And I still say that the look of 1980’s, studio model special effects beats out most modern day CGI special effects movies hands down.

Why did Ally K. not return for this movie?…Money????

2nd best Trek film IMO

Tackiest production values. “Sputtering” trans-warp drive – cringeworthy. Robin Curtis. ’nuff said.

Best Movie Ever!!!!!!!!!!!

@4 Anthony

Had to believe the sputtering transwarp drive was a purposeful, joke effect. It was supposed to sound like a backfiring, ugly truck. Was never a question in my mind that was supposed to be a joke effect.

@2 Ados

Alley had hit the big time in the intervening years between TWOK and TSFS, and ramped up her $$$ demands big-time. I remember Nimoy saying quite plainly, “We couldn’t afford her.” Robin Curtis has emerged as a great ambassador for Trek over the years, and she had pretty big shoes to fill as Alley’s replacement, so perhaps expectations were unrealistic, but just didn’t bring quite the same “mode” to the role. C’est la vie.

For myself, I wish they explained how the Enterprise had *starboard* side damage as it headed to the space dock in the opening scene, damage it had *not* sustained by the end of TWOK.

I think TSFS is a good, solid entry in the TOS movie series, not at all worthy of the “odd numbered Trek movie curse” dismissal. Its pacing was a little deliberate/uneven at times, and I believe that’s from the way the film was re-edited a bit further on in production, but the scene of the crew (minus Scotty) at Kirk’s apartment was a wonderful touch of the friendship of the bridge team.

I think the “finish” of TSFS where Spock is just in his robe, walking away kinda blankly, is a fair source of criticism – it was just, well, over without being over, and they all just kind of stand there in a semicircle. Pretty sure Nimoy commented about the “flat” finish of that scene. The “Stealing the Enterprise” sequence is dynamite in my book, although I admit to having a hard time truly accepting the idea that “a chimpanzee and two trainees” could run her under Scotty’s “automation center.” Ohhhhhkay….

Loved ILM’s effects, loved Spacedock, and while I certainly appreciate CGI, I always appreciate the incredible artistic detail that goes into believable, real photographic models. The exploding Genesis planet was probably not as good photographically as it seemed while it was being filmed, but Kruge fallling away into the fire a la Wile E Coyote was nothing short of priceless.

I remember being stoked when this came out on home video VHS, and it remains a fine, respectable entry in the Trek movie universe.

The self-destruct system for the Enterprise consisted of 2 methods:
1. Drop the anti-matter containment field and trigger a warp core breach.
2. Overload the main systems and phaser banks and leave the ship a wrecked hulk.

Kirk used #2.
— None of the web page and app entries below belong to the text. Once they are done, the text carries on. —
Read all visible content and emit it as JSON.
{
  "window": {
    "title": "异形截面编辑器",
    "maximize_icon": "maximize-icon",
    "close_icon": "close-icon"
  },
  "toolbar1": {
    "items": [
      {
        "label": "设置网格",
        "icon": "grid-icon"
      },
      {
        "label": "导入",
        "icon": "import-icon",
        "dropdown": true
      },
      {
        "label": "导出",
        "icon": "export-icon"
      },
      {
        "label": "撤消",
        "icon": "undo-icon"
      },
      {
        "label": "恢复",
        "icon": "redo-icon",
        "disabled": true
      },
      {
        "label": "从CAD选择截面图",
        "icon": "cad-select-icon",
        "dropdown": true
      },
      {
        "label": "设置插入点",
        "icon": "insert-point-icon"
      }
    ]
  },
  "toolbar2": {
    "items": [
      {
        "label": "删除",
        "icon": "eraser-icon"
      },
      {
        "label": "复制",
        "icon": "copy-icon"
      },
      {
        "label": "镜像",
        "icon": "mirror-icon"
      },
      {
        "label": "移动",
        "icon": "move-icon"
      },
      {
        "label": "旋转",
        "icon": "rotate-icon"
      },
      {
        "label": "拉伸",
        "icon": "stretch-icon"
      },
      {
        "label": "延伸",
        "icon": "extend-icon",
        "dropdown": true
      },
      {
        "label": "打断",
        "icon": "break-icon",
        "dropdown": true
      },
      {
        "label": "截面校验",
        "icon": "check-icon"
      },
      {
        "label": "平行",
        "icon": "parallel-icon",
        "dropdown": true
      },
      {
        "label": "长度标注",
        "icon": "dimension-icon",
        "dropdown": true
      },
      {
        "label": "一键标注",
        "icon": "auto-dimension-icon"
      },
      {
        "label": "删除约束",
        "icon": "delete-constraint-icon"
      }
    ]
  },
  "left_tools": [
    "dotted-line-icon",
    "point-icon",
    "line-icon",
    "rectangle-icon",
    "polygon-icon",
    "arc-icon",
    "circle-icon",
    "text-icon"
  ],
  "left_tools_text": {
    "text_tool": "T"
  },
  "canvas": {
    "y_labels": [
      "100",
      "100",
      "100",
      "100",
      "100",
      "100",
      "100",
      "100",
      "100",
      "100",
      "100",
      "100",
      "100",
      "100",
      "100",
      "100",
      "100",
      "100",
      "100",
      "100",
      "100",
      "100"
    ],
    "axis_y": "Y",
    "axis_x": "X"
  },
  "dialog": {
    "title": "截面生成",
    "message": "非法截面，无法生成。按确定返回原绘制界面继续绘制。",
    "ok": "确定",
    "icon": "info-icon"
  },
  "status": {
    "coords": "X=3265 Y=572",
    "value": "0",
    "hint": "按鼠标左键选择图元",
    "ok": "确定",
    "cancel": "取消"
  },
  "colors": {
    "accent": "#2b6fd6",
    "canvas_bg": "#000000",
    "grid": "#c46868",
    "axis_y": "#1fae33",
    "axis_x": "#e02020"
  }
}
I’ve been sampling these podcasts and really enjoy them. The humor is well thought-out and the insights are… well, inseeingish… ah hell. Whatever. It’s good stuff.
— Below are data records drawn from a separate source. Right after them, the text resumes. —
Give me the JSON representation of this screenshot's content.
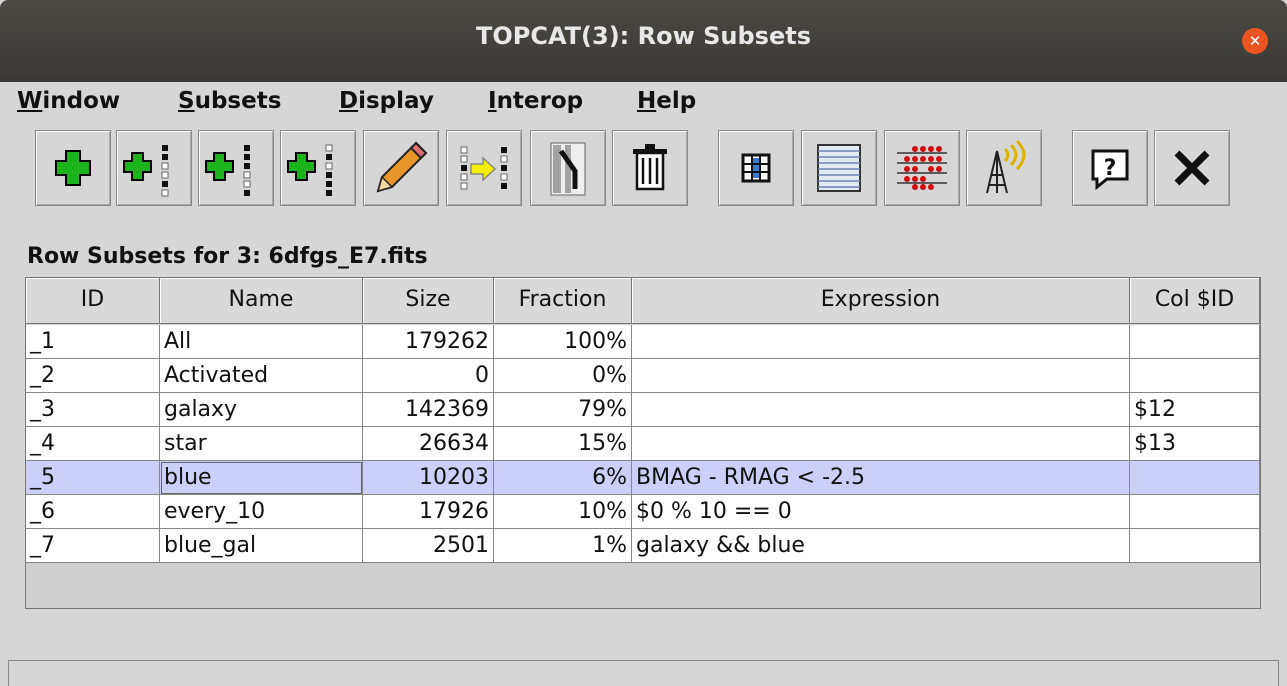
{
  "window": {
    "title": "TOPCAT(3): Row Subsets"
  },
  "menu": [
    {
      "mnemonic": "W",
      "rest": "indow"
    },
    {
      "mnemonic": "S",
      "rest": "ubsets"
    },
    {
      "mnemonic": "D",
      "rest": "isplay"
    },
    {
      "mnemonic": "I",
      "rest": "nterop"
    },
    {
      "mnemonic": "H",
      "rest": "elp"
    }
  ],
  "toolbar": [
    "add-subset-icon",
    "add-subset-column-icon",
    "add-subset-column-icon-2",
    "add-subset-column-icon-3",
    "edit-pencil-icon",
    "import-subset-icon",
    "invert-subset-icon",
    "delete-trash-icon",
    "column-info-icon",
    "table-data-icon",
    "statistics-icon",
    "broadcast-icon",
    "help-icon",
    "close-x-icon"
  ],
  "section_title": "Row Subsets for 3: 6dfgs_E7.fits",
  "table": {
    "columns": [
      "ID",
      "Name",
      "Size",
      "Fraction",
      "Expression",
      "Col $ID"
    ],
    "rows": [
      {
        "id": "_1",
        "name": "All",
        "size": "179262",
        "fraction": "100%",
        "expression": "",
        "col": ""
      },
      {
        "id": "_2",
        "name": "Activated",
        "size": "0",
        "fraction": "0%",
        "expression": "",
        "col": ""
      },
      {
        "id": "_3",
        "name": "galaxy",
        "size": "142369",
        "fraction": "79%",
        "expression": "",
        "col": "$12"
      },
      {
        "id": "_4",
        "name": "star",
        "size": "26634",
        "fraction": "15%",
        "expression": "",
        "col": "$13"
      },
      {
        "id": "_5",
        "name": "blue",
        "size": "10203",
        "fraction": "6%",
        "expression": "BMAG - RMAG < -2.5",
        "col": ""
      },
      {
        "id": "_6",
        "name": "every_10",
        "size": "17926",
        "fraction": "10%",
        "expression": "$0 % 10 == 0",
        "col": ""
      },
      {
        "id": "_7",
        "name": "blue_gal",
        "size": "2501",
        "fraction": "1%",
        "expression": "galaxy && blue",
        "col": ""
      }
    ],
    "selected_row": 4
  },
  "colors": {
    "selection": "#cccff7",
    "close": "#e95420"
  }
}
While Kirstie was yummy in WoK, Robin Curtis made a darn fine Vulcan woman. She was also more plausible as a Vulcan with her demeanor than Kirstie.
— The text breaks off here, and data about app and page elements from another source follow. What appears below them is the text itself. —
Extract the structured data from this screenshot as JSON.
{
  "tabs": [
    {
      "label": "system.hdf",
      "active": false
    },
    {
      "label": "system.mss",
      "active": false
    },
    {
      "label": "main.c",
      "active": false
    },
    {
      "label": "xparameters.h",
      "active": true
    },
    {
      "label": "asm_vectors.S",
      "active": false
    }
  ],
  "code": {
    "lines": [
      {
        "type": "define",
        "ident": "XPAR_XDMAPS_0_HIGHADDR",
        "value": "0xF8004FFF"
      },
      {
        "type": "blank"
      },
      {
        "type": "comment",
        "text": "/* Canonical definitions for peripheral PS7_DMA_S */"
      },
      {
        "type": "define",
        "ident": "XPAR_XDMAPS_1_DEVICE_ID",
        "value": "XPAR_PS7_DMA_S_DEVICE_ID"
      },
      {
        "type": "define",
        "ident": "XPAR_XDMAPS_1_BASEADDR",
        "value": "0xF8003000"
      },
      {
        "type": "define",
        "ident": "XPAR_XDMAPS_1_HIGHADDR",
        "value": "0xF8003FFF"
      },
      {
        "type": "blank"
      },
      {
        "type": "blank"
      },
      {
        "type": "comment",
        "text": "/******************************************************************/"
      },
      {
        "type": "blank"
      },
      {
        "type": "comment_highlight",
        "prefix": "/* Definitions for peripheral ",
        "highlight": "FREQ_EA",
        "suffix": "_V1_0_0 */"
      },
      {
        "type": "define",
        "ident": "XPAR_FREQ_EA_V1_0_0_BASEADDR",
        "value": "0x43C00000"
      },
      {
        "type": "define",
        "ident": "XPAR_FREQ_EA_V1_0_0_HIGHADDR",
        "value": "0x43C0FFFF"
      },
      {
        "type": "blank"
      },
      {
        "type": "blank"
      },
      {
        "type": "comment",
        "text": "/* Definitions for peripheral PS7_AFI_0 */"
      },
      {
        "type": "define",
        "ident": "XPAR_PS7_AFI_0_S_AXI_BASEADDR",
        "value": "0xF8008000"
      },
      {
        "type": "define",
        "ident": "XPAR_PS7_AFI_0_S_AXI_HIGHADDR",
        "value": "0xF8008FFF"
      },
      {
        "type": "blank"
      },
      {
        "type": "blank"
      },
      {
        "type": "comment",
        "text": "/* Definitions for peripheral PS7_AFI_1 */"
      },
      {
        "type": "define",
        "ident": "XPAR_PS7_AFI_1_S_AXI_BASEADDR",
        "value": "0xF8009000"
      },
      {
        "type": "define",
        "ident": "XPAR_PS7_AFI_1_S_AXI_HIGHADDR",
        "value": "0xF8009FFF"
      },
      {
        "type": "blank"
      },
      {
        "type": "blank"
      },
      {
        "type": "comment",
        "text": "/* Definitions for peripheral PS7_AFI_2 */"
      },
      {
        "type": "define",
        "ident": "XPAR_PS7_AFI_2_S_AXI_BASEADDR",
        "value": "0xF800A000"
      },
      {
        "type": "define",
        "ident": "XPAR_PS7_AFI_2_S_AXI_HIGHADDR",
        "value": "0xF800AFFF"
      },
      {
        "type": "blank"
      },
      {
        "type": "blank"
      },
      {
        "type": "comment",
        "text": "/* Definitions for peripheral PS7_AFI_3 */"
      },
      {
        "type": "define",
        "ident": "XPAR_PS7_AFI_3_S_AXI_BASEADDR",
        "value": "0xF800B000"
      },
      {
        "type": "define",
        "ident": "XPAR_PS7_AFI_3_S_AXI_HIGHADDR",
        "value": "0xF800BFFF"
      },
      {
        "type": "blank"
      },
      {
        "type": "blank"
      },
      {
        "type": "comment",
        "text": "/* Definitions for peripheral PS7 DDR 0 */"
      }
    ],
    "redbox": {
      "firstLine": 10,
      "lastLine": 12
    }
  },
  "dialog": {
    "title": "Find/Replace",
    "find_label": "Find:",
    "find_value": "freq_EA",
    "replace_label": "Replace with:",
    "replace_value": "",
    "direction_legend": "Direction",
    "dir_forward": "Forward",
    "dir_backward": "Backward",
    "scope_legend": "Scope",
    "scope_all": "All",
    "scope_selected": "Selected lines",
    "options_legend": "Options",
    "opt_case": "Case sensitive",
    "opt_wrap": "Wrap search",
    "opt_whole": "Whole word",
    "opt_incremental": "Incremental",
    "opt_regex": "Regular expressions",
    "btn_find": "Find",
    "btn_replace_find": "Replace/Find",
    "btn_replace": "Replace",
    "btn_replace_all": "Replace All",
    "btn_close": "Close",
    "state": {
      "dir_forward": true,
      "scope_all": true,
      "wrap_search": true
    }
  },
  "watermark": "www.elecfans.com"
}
“Tackiest production values. “Sputtering” trans-warp drive – cringeworthy. Robin Curtis. ’nuff said.”

Amen. Star Trek V was tackier though…

The best thing about Star Trek III was the line “The answer? “No”. I am therefore going anyway.” LOL!! That’s my Kirk!!! :-)

“Don’t call me tiny.”

I love Star Trek 3 just as much as 2, 4 or 6.
Star Trek 2 was a bit dark & claustraphobic, Star Trek 3 was a bigger brighter universe.

At the time and over the years, III has been “underrated”.
Nimoy’s directing builds the drama slowly but the last 1/2 hour of the movie really makes up for it.
It reminds me of a classic TV episode but with better sets.
I think its the best movie for Shatner and De Kelley. They both had a lot to do and you really cared about the outcome for their characters.

I’ve never seen a more dramatic door-opening sequence. The music only adds to the drama.